Taken as a whole, Vesta is a pleasant enough experience but it’s an experience that has been done so many times, and so much better, in many other games. There’s nothing about this game that makes it stand out from the rest of its compatriots in this genre. For an indie developer it’s definitely a solid effort but in a world filled with AAA games like the Portal franchise, games like this need some type of gameplay innovation or personality that makes them stand out. In the case of Vesta that never happens and it ends up feeling like another cookie-cutter offering.
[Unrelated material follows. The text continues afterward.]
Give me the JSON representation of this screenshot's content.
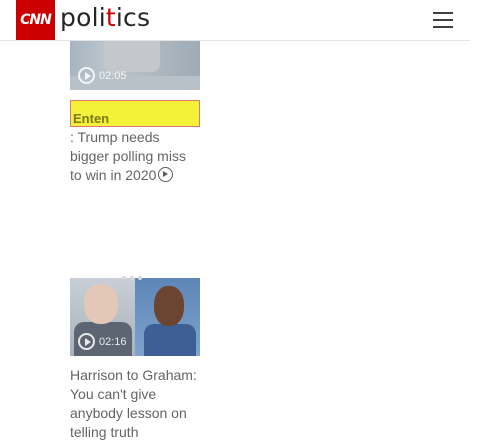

Vesta, while an enjoyable enough experience, fails to create a hook in you and bring you back to it.

*** PS4 code provided by the publisher ***

The Good

  • Eye pleasing art style
  • Fun and honest puzzle solving
  • Good variety of puzzles and environments

The Bad

  • This type of game has been done so often
  • Levels can be very small
  • Aiming with Droid is finicky